Data excerpts

--- START ---

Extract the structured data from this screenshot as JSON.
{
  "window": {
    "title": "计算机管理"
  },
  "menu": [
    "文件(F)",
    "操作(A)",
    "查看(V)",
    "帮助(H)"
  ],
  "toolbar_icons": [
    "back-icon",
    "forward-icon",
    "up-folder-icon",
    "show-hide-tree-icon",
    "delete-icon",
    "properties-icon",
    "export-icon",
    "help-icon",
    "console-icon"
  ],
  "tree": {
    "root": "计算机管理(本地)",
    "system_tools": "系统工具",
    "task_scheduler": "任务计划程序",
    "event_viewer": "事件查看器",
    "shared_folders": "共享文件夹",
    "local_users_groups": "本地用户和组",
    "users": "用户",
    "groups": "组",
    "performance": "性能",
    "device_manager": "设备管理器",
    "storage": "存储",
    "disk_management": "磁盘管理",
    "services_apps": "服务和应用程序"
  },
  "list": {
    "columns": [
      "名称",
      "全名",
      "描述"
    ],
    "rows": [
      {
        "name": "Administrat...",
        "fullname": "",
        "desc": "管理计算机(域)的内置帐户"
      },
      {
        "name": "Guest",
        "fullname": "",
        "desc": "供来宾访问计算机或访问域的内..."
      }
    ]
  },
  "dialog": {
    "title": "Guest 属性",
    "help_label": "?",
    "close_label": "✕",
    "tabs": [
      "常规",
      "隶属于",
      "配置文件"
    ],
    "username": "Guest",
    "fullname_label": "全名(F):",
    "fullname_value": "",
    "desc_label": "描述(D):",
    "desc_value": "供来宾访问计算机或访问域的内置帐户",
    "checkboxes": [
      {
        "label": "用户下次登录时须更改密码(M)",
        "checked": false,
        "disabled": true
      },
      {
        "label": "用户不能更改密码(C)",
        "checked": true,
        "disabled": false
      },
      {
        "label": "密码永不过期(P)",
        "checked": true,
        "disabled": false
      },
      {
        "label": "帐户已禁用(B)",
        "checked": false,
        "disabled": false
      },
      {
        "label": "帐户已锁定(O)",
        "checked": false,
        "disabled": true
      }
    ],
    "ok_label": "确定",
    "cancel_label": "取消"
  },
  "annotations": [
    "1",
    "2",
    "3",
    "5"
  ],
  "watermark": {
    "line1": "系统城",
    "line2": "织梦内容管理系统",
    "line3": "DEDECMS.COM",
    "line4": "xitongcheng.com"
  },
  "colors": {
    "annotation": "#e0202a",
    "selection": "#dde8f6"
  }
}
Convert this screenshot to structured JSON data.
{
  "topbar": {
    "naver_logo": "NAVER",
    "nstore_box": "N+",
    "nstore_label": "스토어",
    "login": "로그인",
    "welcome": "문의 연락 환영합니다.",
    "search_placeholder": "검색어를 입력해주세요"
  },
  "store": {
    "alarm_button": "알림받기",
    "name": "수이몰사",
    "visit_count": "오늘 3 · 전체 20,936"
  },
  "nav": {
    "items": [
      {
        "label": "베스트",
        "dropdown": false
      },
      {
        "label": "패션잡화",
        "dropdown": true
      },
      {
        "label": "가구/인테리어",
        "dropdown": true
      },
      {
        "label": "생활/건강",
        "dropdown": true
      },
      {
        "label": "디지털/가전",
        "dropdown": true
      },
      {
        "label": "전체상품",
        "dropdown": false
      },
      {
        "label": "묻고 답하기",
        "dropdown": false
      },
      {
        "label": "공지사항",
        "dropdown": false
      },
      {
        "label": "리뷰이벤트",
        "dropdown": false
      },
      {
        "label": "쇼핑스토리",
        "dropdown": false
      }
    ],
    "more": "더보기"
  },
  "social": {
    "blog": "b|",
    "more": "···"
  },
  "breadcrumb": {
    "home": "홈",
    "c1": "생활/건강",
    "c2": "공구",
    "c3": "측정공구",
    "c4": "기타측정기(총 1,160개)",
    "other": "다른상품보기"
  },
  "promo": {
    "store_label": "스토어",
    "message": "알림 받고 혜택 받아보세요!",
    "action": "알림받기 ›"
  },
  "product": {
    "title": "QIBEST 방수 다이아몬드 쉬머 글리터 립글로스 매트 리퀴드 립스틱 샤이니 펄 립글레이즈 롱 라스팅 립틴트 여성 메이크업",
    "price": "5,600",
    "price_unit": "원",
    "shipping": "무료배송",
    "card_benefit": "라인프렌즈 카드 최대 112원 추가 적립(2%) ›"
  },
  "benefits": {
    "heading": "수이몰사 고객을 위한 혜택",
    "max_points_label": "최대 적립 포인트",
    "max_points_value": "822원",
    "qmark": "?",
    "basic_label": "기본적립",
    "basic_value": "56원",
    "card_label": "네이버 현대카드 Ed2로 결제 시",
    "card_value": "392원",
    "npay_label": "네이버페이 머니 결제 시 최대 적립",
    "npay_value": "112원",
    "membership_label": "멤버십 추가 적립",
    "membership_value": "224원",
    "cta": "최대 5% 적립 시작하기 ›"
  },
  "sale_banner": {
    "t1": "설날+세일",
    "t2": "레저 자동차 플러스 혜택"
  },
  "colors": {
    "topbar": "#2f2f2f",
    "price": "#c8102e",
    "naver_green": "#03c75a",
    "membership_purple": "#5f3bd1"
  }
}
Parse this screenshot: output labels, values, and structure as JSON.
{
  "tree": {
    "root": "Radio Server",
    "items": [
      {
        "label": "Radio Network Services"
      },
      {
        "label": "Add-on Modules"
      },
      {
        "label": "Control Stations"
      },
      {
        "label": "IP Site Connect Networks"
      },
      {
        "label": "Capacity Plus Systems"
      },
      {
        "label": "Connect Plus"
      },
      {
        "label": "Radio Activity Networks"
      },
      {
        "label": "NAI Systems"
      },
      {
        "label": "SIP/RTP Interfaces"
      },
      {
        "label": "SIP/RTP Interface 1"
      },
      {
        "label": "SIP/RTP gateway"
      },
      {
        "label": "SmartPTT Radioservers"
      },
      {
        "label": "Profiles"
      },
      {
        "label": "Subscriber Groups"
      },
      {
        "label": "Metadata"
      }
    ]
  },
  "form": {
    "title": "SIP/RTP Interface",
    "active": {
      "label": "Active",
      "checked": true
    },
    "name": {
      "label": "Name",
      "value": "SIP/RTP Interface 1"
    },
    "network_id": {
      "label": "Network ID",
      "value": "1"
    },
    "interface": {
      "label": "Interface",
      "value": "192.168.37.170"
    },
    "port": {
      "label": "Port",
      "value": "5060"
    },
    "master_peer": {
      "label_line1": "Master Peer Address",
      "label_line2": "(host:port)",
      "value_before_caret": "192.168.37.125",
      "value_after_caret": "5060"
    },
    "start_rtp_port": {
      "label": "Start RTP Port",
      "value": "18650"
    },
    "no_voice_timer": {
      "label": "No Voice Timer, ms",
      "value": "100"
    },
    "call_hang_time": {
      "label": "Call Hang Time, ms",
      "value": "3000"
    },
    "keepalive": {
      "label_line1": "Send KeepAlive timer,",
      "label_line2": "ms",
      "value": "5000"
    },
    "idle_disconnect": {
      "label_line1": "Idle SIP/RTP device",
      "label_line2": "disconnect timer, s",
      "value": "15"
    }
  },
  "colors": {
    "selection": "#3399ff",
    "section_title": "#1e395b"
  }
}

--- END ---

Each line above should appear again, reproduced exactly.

Extract the structured data from this screenshot as JSON.
{
  "window": {
    "title": "计算机管理"
  },
  "menu": [
    "文件(F)",
    "操作(A)",
    "查看(V)",
    "帮助(H)"
  ],
  "toolbar_icons": [
    "back-icon",
    "forward-icon",
    "up-folder-icon",
    "show-hide-tree-icon",
    "delete-icon",
    "properties-icon",
    "export-icon",
    "help-icon",
    "console-icon"
  ],
  "tree": {
    "root": "计算机管理(本地)",
    "system_tools": "系统工具",
    "task_scheduler": "任务计划程序",
    "event_viewer": "事件查看器",
    "shared_folders": "共享文件夹",
    "local_users_groups": "本地用户和组",
    "users": "用户",
    "groups": "组",
    "performance": "性能",
    "device_manager": "设备管理器",
    "storage": "存储",
    "disk_management": "磁盘管理",
    "services_apps": "服务和应用程序"
  },
  "list": {
    "columns": [
      "名称",
      "全名",
      "描述"
    ],
    "rows": [
      {
        "name": "Administrat...",
        "fullname": "",
        "desc": "管理计算机(域)的内置帐户"
      },
      {
        "name": "Guest",
        "fullname": "",
        "desc": "供来宾访问计算机或访问域的内..."
      }
    ]
  },
  "dialog": {
    "title": "Guest 属性",
    "help_label": "?",
    "close_label": "✕",
    "tabs": [
      "常规",
      "隶属于",
      "配置文件"
    ],
    "username": "Guest",
    "fullname_label": "全名(F):",
    "fullname_value": "",
    "desc_label": "描述(D):",
    "desc_value": "供来宾访问计算机或访问域的内置帐户",
    "checkboxes": [
      {
        "label": "用户下次登录时须更改密码(M)",
        "checked": false,
        "disabled": true
      },
      {
        "label": "用户不能更改密码(C)",
        "checked": true,
        "disabled": false
      },
      {
        "label": "密码永不过期(P)",
        "checked": true,
        "disabled": false
      },
      {
        "label": "帐户已禁用(B)",
        "checked": false,
        "disabled": false
      },
      {
        "label": "帐户已锁定(O)",
        "checked": false,
        "disabled": true
      }
    ],
    "ok_label": "确定",
    "cancel_label": "取消"
  },
  "annotations": [
    "1",
    "2",
    "3",
    "5"
  ],
  "watermark": {
    "line1": "系统城",
    "line2": "织梦内容管理系统",
    "line3": "DEDECMS.COM",
    "line4": "xitongcheng.com"
  },
  "colors": {
    "annotation": "#e0202a",
    "selection": "#dde8f6"
  }
}
Convert this screenshot to structured JSON data.
{
  "topbar": {
    "naver_logo": "NAVER",
    "nstore_box": "N+",
    "nstore_label": "스토어",
    "login": "로그인",
    "welcome": "문의 연락 환영합니다.",
    "search_placeholder": "검색어를 입력해주세요"
  },
  "store": {
    "alarm_button": "알림받기",
    "name": "수이몰사",
    "visit_count": "오늘 3 · 전체 20,936"
  },
  "nav": {
    "items": [
      {
        "label": "베스트",
        "dropdown": false
      },
      {
        "label": "패션잡화",
        "dropdown": true
      },
      {
        "label": "가구/인테리어",
        "dropdown": true
      },
      {
        "label": "생활/건강",
        "dropdown": true
      },
      {
        "label": "디지털/가전",
        "dropdown": true
      },
      {
        "label": "전체상품",
        "dropdown": false
      },
      {
        "label": "묻고 답하기",
        "dropdown": false
      },
      {
        "label": "공지사항",
        "dropdown": false
      },
      {
        "label": "리뷰이벤트",
        "dropdown": false
      },
      {
        "label": "쇼핑스토리",
        "dropdown": false
      }
    ],
    "more": "더보기"
  },
  "social": {
    "blog": "b|",
    "more": "···"
  },
  "breadcrumb": {
    "home": "홈",
    "c1": "생활/건강",
    "c2": "공구",
    "c3": "측정공구",
    "c4": "기타측정기(총 1,160개)",
    "other": "다른상품보기"
  },
  "promo": {
    "store_label": "스토어",
    "message": "알림 받고 혜택 받아보세요!",
    "action": "알림받기 ›"
  },
  "product": {
    "title": "QIBEST 방수 다이아몬드 쉬머 글리터 립글로스 매트 리퀴드 립스틱 샤이니 펄 립글레이즈 롱 라스팅 립틴트 여성 메이크업",
    "price": "5,600",
    "price_unit": "원",
    "shipping": "무료배송",
    "card_benefit": "라인프렌즈 카드 최대 112원 추가 적립(2%) ›"
  },
  "benefits": {
    "heading": "수이몰사 고객을 위한 혜택",
    "max_points_label": "최대 적립 포인트",
    "max_points_value": "822원",
    "qmark": "?",
    "basic_label": "기본적립",
    "basic_value": "56원",
    "card_label": "네이버 현대카드 Ed2로 결제 시",
    "card_value": "392원",
    "npay_label": "네이버페이 머니 결제 시 최대 적립",
    "npay_value": "112원",
    "membership_label": "멤버십 추가 적립",
    "membership_value": "224원",
    "cta": "최대 5% 적립 시작하기 ›"
  },
  "sale_banner": {
    "t1": "설날+세일",
    "t2": "레저 자동차 플러스 혜택"
  },
  "colors": {
    "topbar": "#2f2f2f",
    "price": "#c8102e",
    "naver_green": "#03c75a",
    "membership_purple": "#5f3bd1"
  }
}
Parse this screenshot: output labels, values, and structure as JSON.
{
  "tree": {
    "root": "Radio Server",
    "items": [
      {
        "label": "Radio Network Services"
      },
      {
        "label": "Add-on Modules"
      },
      {
        "label": "Control Stations"
      },
      {
        "label": "IP Site Connect Networks"
      },
      {
        "label": "Capacity Plus Systems"
      },
      {
        "label": "Connect Plus"
      },
      {
        "label": "Radio Activity Networks"
      },
      {
        "label": "NAI Systems"
      },
      {
        "label": "SIP/RTP Interfaces"
      },
      {
        "label": "SIP/RTP Interface 1"
      },
      {
        "label": "SIP/RTP gateway"
      },
      {
        "label": "SmartPTT Radioservers"
      },
      {
        "label": "Profiles"
      },
      {
        "label": "Subscriber Groups"
      },
      {
        "label": "Metadata"
      }
    ]
  },
  "form": {
    "title": "SIP/RTP Interface",
    "active": {
      "label": "Active",
      "checked": true
    },
    "name": {
      "label": "Name",
      "value": "SIP/RTP Interface 1"
    },
    "network_id": {
      "label": "Network ID",
      "value": "1"
    },
    "interface": {
      "label": "Interface",
      "value": "192.168.37.170"
    },
    "port": {
      "label": "Port",
      "value": "5060"
    },
    "master_peer": {
      "label_line1": "Master Peer Address",
      "label_line2": "(host:port)",
      "value_before_caret": "192.168.37.125",
      "value_after_caret": "5060"
    },
    "start_rtp_port": {
      "label": "Start RTP Port",
      "value": "18650"
    },
    "no_voice_timer": {
      "label": "No Voice Timer, ms",
      "value": "100"
    },
    "call_hang_time": {
      "label": "Call Hang Time, ms",
      "value": "3000"
    },
    "keepalive": {
      "label_line1": "Send KeepAlive timer,",
      "label_line2": "ms",
      "value": "5000"
    },
    "idle_disconnect": {
      "label_line1": "Idle SIP/RTP device",
      "label_line2": "disconnect timer, s",
      "value": "15"
    }
  },
  "colors": {
    "selection": "#3399ff",
    "section_title": "#1e395b"
  }
}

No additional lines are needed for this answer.